Mrs Mary Rebecca (May) Castles, called home on 8th August, aged 93. Saved in Lurgan at the age of nineteen under the preaching of Mr Thomas McKelvey, she was thereafter baptised and received into assembly fellowship. She and her husband, who predeceased her in December, 2004, went to live in Belfast where they spent about thirty years in the fellowship of the Parkgate assembly. Jimmy and May, as they were commonly known, returned to Lurgan about twenty years ago and were a very devoted couple to the Lord and the assembly. Their presence is greatly missed as they were always there. Brethren D Gilliland, J Twibil, E Russell, and K Jackson shared the funeral services. A son and daughter with their spouses mourn her passing.

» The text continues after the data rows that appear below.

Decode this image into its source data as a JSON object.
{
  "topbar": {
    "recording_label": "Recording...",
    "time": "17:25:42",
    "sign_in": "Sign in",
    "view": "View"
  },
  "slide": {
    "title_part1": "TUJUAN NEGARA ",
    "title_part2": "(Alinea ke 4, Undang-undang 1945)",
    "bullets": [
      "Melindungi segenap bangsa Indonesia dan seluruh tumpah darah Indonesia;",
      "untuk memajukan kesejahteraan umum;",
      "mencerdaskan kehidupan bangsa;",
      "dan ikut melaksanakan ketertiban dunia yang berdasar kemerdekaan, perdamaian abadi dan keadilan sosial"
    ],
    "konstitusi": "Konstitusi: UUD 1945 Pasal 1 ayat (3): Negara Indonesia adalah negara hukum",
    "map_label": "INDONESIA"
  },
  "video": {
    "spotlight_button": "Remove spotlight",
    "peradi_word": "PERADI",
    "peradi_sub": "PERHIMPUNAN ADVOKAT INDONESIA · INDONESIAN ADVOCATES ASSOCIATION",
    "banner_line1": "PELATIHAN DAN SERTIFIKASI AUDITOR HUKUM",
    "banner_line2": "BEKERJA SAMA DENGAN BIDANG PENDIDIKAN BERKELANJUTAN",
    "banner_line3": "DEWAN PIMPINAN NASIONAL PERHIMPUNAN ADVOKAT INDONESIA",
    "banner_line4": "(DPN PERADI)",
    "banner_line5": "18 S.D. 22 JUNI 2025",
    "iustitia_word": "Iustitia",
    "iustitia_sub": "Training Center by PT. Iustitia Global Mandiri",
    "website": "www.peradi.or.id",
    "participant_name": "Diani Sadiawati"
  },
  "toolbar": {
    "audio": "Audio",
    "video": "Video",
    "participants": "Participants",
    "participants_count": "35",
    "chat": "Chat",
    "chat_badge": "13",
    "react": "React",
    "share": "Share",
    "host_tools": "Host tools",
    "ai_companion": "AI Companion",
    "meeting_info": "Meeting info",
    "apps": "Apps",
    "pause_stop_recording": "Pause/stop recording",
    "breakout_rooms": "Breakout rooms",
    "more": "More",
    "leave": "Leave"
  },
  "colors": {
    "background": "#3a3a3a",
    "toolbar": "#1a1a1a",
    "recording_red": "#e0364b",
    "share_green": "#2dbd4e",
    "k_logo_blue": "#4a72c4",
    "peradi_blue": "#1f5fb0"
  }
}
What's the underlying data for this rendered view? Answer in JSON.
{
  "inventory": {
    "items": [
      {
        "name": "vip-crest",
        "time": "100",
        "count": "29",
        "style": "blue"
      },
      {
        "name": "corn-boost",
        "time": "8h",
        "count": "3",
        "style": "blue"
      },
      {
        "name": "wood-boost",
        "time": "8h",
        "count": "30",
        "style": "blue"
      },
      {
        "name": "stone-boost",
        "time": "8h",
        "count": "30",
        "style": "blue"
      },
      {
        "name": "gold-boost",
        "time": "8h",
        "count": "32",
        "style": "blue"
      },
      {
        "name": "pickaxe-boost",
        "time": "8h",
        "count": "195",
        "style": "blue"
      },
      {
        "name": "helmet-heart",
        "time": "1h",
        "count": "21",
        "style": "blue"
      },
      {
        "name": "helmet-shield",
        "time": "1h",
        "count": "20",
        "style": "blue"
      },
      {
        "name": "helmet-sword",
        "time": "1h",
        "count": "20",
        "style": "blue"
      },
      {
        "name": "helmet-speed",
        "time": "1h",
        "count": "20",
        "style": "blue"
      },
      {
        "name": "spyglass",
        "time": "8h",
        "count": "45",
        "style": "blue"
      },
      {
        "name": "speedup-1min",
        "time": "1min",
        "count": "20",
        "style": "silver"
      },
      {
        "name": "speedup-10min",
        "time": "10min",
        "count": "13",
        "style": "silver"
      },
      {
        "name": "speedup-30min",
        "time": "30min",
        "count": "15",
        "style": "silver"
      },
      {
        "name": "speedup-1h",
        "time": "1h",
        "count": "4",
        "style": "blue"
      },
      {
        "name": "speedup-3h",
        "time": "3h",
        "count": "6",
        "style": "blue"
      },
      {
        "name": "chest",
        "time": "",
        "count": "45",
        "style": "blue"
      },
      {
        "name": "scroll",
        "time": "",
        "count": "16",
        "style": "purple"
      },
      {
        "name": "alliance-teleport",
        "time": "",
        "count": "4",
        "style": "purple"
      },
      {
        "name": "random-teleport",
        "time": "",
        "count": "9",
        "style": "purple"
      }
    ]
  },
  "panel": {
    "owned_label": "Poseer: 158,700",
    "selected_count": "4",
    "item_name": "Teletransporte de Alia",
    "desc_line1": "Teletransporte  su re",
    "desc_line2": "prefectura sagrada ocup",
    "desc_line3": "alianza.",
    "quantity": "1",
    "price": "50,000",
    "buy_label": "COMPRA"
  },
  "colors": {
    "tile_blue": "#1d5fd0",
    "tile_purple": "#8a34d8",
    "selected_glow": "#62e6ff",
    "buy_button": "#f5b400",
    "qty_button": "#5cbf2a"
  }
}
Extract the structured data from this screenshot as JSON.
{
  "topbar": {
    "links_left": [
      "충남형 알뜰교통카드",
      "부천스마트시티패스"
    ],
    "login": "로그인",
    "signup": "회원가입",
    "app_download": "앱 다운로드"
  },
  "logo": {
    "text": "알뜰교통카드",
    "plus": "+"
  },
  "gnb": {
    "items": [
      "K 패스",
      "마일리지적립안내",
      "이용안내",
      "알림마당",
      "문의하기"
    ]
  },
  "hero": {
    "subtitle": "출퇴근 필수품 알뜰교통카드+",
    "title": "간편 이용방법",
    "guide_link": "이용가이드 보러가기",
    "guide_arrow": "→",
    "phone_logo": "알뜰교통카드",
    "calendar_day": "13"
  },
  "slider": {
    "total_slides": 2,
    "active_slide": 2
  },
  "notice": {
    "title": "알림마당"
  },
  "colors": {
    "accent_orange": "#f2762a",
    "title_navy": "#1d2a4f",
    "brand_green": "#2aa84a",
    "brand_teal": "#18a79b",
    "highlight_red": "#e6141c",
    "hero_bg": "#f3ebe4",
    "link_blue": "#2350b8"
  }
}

Mrs Elizabeth (Bette) Deans was called home on 24th June following a lengthy period of declining health. Saved in 1938 she was soon baptised and added to the assembly at Plann Gospel Hall before moving with the rest of the company to the Gospel Hall, Crosshouse. Bette was an example in faithfulness among the saints for almost 70 years and along with her husband John was noted for hospitality to the Lords servants. When poor health prevented her attendance she continued to uphold the work in prayer and redoubled her efforts in letter writing, a much appreciated ministry. Remember John and the wider family circle.
Mrs Florence Liggett, aged 87. Saved whilst attending gospel meetings in 1942, she and her husband were baptised and received into fellowship at Lungs in 1944. She loved the Lord, the assembly, and the gospel. She had a large family of five boys and five girls. Her last months were marked with sickness. The very large funeral, with over three hundred present, was a testimony in the district. T McNeill spoke in the home and J Martin in the Gospel Hall and at the adjoining graveside. Local brethren G Irwin and E Steen shared in hymns and prayer. Prayer valued for the unsaved in the large family circle.
Mrs Maud Magee, called home on 15th June. Mrs Magee came to the assembly in Cregagh Street Gospel Hall with her husband, the late Joseph (Joe) Magee, in February, 1948 and was in very happy fellowship until her homecall earlier this year. Maud was a very faithful attendee at the assembly meetings, even in later years when her health deteriorated. Her great love for missionary work was very evident in her interest and care for those on the mission field, and in her practical work of knitting a constant supply of blankets and baby clothes. The large gathering at her funeral service in the family home, which was conducted by Mr Harry Andrews, was a token of the love and respect that Mrs Magee and her family are held in. She will be greatly missed by her brethren and sisters in Cregagh Street, and we extend our love and sympathy to all the family, here and in England.
Mrs Eileen Saunders, aged 84, called home on 17th June. Saved as a young girl in Belfast, she was married early and had a happy home life with her husband Eric and was a loyal wife and devoted mother. Erics life in the Royal Air Force and later the Air Ministry gave opportunity for experience of assembly life in many locations in the homeland and further afield, but they were in the assembly at Antrim for the past 17 years. Given to hospitality, she made and kept many friends. Her family of four all maintain an interest in missionary work. Prayer is requested for Eric, who has been rather unwell recently.
Mr Samuel Wilkinson, on 11th August, in his 86th year, with his wife by his side. His homecall was sudden: his daily reading for that day was Psalm 116.15, "Precious in the sight of the Lord is the death of his saints", and his own death took place moments later. He was born into a Christian home in Pittsburg, America, the brother of two saved sisters who predeceased him a number of years ago. His family came back to Ireland when he was two years of age and resided in the Cookstown area. An ex-serviceman in the Royal Air Force, and a Godly mothers teaching of the Scriptures were sufficient to lead him to the Lord Jesus for salvation. Samuel and his wife Minnie were baptised in Cookstown Gospel Hall on the same night. He was a devoted father of Sharon and Stephen and father-in-law of Richard. He was not a public man but was spiritual and faithful, a brother who was steadfast, the Lord being the centre of his life. His voice was heard for years in prayer, especially on behalf of perishing sinners. He was at the prayer meeting and Bible study the Thursday night before his homecall. At his funeral service the Gospel Hall was filled with people from all areas of society, bearing testimony to one who not only witnessed with his lips but with his life. William Taylor spoke in the home and at the Hall, Richard Nelson at the graveside. Words of comfort were brought to the family, and unsaved were left in no doubt about the way of salvation.